For my birthday last year, the only present I wanted was for the Supreme Court to uphold the Constitution and reject Obamacare.
Needless to say, that didn’t happen. Instead, the Chief Justice put politics above the law and made a mockery of his Oath of Office.
So I’m now a bit superstitious and I’m not going to write about anything I want today or in the future. But I will pretend that something good happened because it’s my birthday, so let’s celebrate the fact that the European Union has basically made the right decision on how to deal with insolvent banks.
Technically, it happened yesterday, the day before my birthday, but it’s being reported today, and that’s close enough for me. Here are some details from the EU Observer.
Bank shareholders and creditors will be first in line to suffer losses if their bank gets into difficulties, according to draft rules agreed by ministers in the early hours of Thursday morning… Under the new regime, banks’ creditors and shareholders would be the first to take losses. But if this proves insufficient to rescue the bank in question, savers holding uninsured deposits worth more than €100,000 would also take a hit.
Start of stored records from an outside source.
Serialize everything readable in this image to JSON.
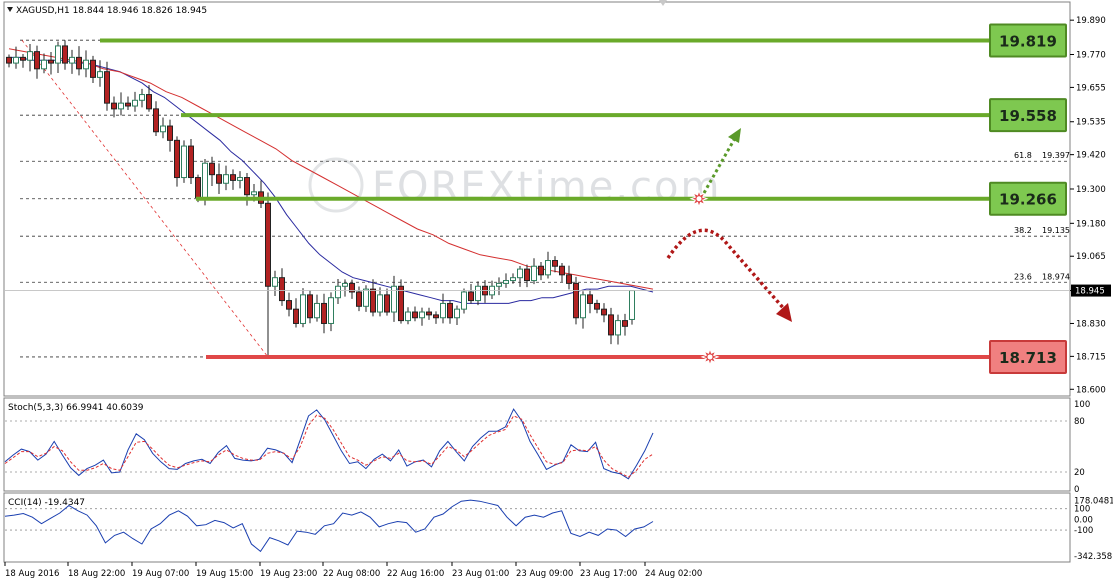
{
  "header": {
    "symbol_line": "XAGUSD,H1  18.844 18.946 18.826 18.945"
  },
  "watermark": "FOREXtime.com",
  "colors": {
    "bull_candle": "#2f7f5f",
    "bear_candle": "#b22222",
    "ma_fast": "#2a2aa0",
    "ma_slow": "#d43030",
    "green_level": "#6aaa2a",
    "red_level": "#e04848",
    "badge_green_fill": "#7ec850",
    "badge_red_fill": "#f08080",
    "arrow_up": "#5a9a2a",
    "arrow_down": "#b01818"
  },
  "chart_data": [
    {
      "type": "candlestick",
      "title": "XAGUSD,H1",
      "ohlc_readout": {
        "open": 18.844,
        "high": 18.946,
        "low": 18.826,
        "close": 18.945
      },
      "ylim": [
        18.58,
        19.95
      ],
      "y_ticks": [
        19.89,
        19.77,
        19.655,
        19.535,
        19.42,
        19.3,
        19.18,
        19.065,
        18.945,
        18.83,
        18.715,
        18.6
      ],
      "y_tick_labels": [
        "19.890",
        "19.770",
        "19.655",
        "19.535",
        "19.420",
        "19.300",
        "19.180",
        "19.065",
        "18.945",
        "18.830",
        "18.715",
        "18.600"
      ],
      "x_tick_labels": [
        "18 Aug 2016",
        "18 Aug 22:00",
        "19 Aug 07:00",
        "19 Aug 15:00",
        "19 Aug 23:00",
        "22 Aug 08:00",
        "22 Aug 16:00",
        "23 Aug 01:00",
        "23 Aug 09:00",
        "23 Aug 17:00",
        "24 Aug 02:00"
      ],
      "current_price": 18.945,
      "current_price_label": "18.945",
      "close_prices": [
        19.74,
        19.76,
        19.75,
        19.78,
        19.72,
        19.75,
        19.74,
        19.8,
        19.74,
        19.76,
        19.72,
        19.75,
        19.69,
        19.71,
        19.6,
        19.58,
        19.6,
        19.59,
        19.61,
        19.63,
        19.58,
        19.5,
        19.52,
        19.47,
        19.34,
        19.45,
        19.34,
        19.27,
        19.39,
        19.35,
        19.32,
        19.35,
        19.33,
        19.34,
        19.28,
        19.29,
        19.25,
        18.96,
        18.99,
        18.91,
        18.88,
        18.83,
        18.93,
        18.85,
        18.9,
        18.83,
        18.92,
        18.96,
        18.97,
        18.94,
        18.89,
        18.95,
        18.87,
        18.93,
        18.87,
        18.96,
        18.84,
        18.87,
        18.85,
        18.87,
        18.86,
        18.85,
        18.9,
        18.85,
        18.88,
        18.94,
        18.91,
        18.96,
        18.93,
        18.96,
        18.97,
        18.98,
        18.99,
        19.02,
        18.98,
        19.03,
        19.0,
        19.05,
        19.03,
        19.0,
        18.97,
        18.85,
        18.93,
        18.9,
        18.88,
        18.86,
        18.79,
        18.84,
        18.82,
        18.945
      ],
      "ma_fast_values": [
        19.76,
        19.76,
        19.75,
        19.75,
        19.75,
        19.75,
        19.74,
        19.74,
        19.73,
        19.72,
        19.71,
        19.69,
        19.67,
        19.64,
        19.62,
        19.59,
        19.56,
        19.53,
        19.5,
        19.47,
        19.43,
        19.4,
        19.36,
        19.32,
        19.27,
        19.21,
        19.16,
        19.11,
        19.07,
        19.04,
        19.01,
        18.99,
        18.98,
        18.97,
        18.96,
        18.95,
        18.94,
        18.93,
        18.92,
        18.91,
        18.91,
        18.9,
        18.9,
        18.9,
        18.9,
        18.9,
        18.91,
        18.91,
        18.92,
        18.92,
        18.93,
        18.94,
        18.95,
        18.95,
        18.96,
        18.96,
        18.96,
        18.95,
        18.94
      ],
      "ma_slow_values": [
        19.79,
        19.78,
        19.77,
        19.76,
        19.75,
        19.74,
        19.72,
        19.71,
        19.69,
        19.67,
        19.64,
        19.62,
        19.59,
        19.56,
        19.53,
        19.5,
        19.47,
        19.44,
        19.4,
        19.37,
        19.34,
        19.31,
        19.28,
        19.25,
        19.22,
        19.19,
        19.16,
        19.14,
        19.11,
        19.09,
        19.07,
        19.06,
        19.05,
        19.03,
        19.02,
        19.01,
        19.0,
        18.99,
        18.98,
        18.97,
        18.96,
        18.95
      ],
      "horizontal_levels": [
        {
          "value": 19.819,
          "label": "19.819",
          "kind": "resistance",
          "color": "green"
        },
        {
          "value": 19.558,
          "label": "19.558",
          "kind": "resistance",
          "color": "green"
        },
        {
          "value": 19.266,
          "label": "19.266",
          "kind": "pivot",
          "color": "green"
        },
        {
          "value": 18.713,
          "label": "18.713",
          "kind": "support",
          "color": "red"
        }
      ],
      "fibonacci": [
        {
          "ratio": "61.8",
          "value": 19.397,
          "label": "61.8",
          "value_label": "19.397"
        },
        {
          "ratio": "38.2",
          "value": 19.135,
          "label": "38.2",
          "value_label": "19.135"
        },
        {
          "ratio": "23.6",
          "value": 18.974,
          "label": "23.6",
          "value_label": "18.974"
        }
      ],
      "fib_swing": {
        "high": 19.82,
        "low": 18.713
      },
      "scenarios": [
        {
          "direction": "up",
          "color": "green"
        },
        {
          "direction": "down",
          "color": "red"
        }
      ]
    },
    {
      "type": "line",
      "title": "Stoch(5,3,3) 66.9941 40.6039",
      "series": [
        {
          "name": "",
          "values": [
            32,
            40,
            47,
            44,
            34,
            41,
            56,
            40,
            25,
            16,
            24,
            28,
            34,
            19,
            20,
            46,
            65,
            58,
            42,
            32,
            24,
            23,
            30,
            33,
            35,
            30,
            43,
            51,
            36,
            34,
            33,
            35,
            48,
            46,
            42,
            31,
            58,
            86,
            93,
            81,
            63,
            45,
            30,
            32,
            24,
            35,
            41,
            33,
            46,
            27,
            32,
            34,
            26,
            45,
            56,
            44,
            33,
            50,
            60,
            68,
            68,
            73,
            94,
            80,
            56,
            40,
            23,
            28,
            32,
            52,
            45,
            44,
            55,
            24,
            20,
            18,
            12,
            28,
            45,
            66
          ]
        },
        {
          "name": "",
          "values": [
            30,
            37,
            44,
            44,
            38,
            42,
            50,
            45,
            32,
            22,
            22,
            25,
            30,
            24,
            22,
            38,
            55,
            56,
            47,
            37,
            28,
            25,
            28,
            31,
            33,
            32,
            40,
            46,
            40,
            36,
            34,
            34,
            42,
            44,
            42,
            35,
            50,
            75,
            87,
            83,
            70,
            54,
            38,
            34,
            28,
            33,
            38,
            36,
            42,
            33,
            32,
            33,
            29,
            39,
            50,
            46,
            38,
            46,
            55,
            63,
            67,
            70,
            86,
            82,
            64,
            48,
            32,
            29,
            31,
            45,
            46,
            45,
            50,
            34,
            24,
            19,
            14,
            22,
            35,
            41
          ]
        }
      ],
      "ylim": [
        0,
        100
      ],
      "y_tick_labels": [
        "100",
        "80",
        "20",
        "0"
      ],
      "y_tick_values": [
        100,
        80,
        20,
        0
      ]
    },
    {
      "type": "line",
      "title": "CCI(14) -19.4347",
      "series": [
        {
          "name": "",
          "values": [
            30,
            40,
            55,
            20,
            -40,
            10,
            60,
            130,
            80,
            40,
            -60,
            -220,
            -150,
            -120,
            -180,
            -230,
            -90,
            -40,
            40,
            80,
            30,
            -60,
            -50,
            -10,
            -30,
            -80,
            -40,
            -230,
            -300,
            -170,
            -200,
            -240,
            -110,
            -120,
            -140,
            -60,
            -40,
            60,
            40,
            70,
            20,
            -70,
            -40,
            -20,
            -30,
            -120,
            -90,
            20,
            50,
            120,
            170,
            180,
            170,
            150,
            130,
            20,
            -60,
            20,
            40,
            20,
            60,
            80,
            -130,
            -160,
            -120,
            -150,
            -90,
            -100,
            -160,
            -90,
            -70,
            -19.43
          ]
        }
      ],
      "ylim": [
        -380,
        200
      ],
      "y_tick_labels": [
        "178.0481",
        "100",
        "0.00",
        "-100",
        "-342.358"
      ],
      "y_tick_values": [
        178.0481,
        100,
        0,
        -100,
        -342.358
      ]
    }
  ]
}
The reason this new European approach is good is that it puts the pressure for sound business decisions where it belongs – with the shareholders who own the bank and with the big creditors (such as bondholders) who should be responsible for monitoring the underlying safety and soundness of a bank before lending it money.
And rich people (depositors with more than €100,000) also should be smart enough to apply some due diligence before putting their money someplace.
The last people to bear any costs should be taxpayers. They don’t own the bank. They don’t invest in the bank. And they don’t have big bucks. So why should they bear the cost when the big-money people screw up?!? Especially when TARP-style bailouts promote moral hazard!
I’m sure the new system won’t be properly implemented, that there are some bad details in the fine print, and there will be too many opportunities for back-door bailouts and cronyism, but let’s not make the perfect the enemy of the good.
Happy Birthday to me. And such an unexpected present: Something good actually came out of Europe!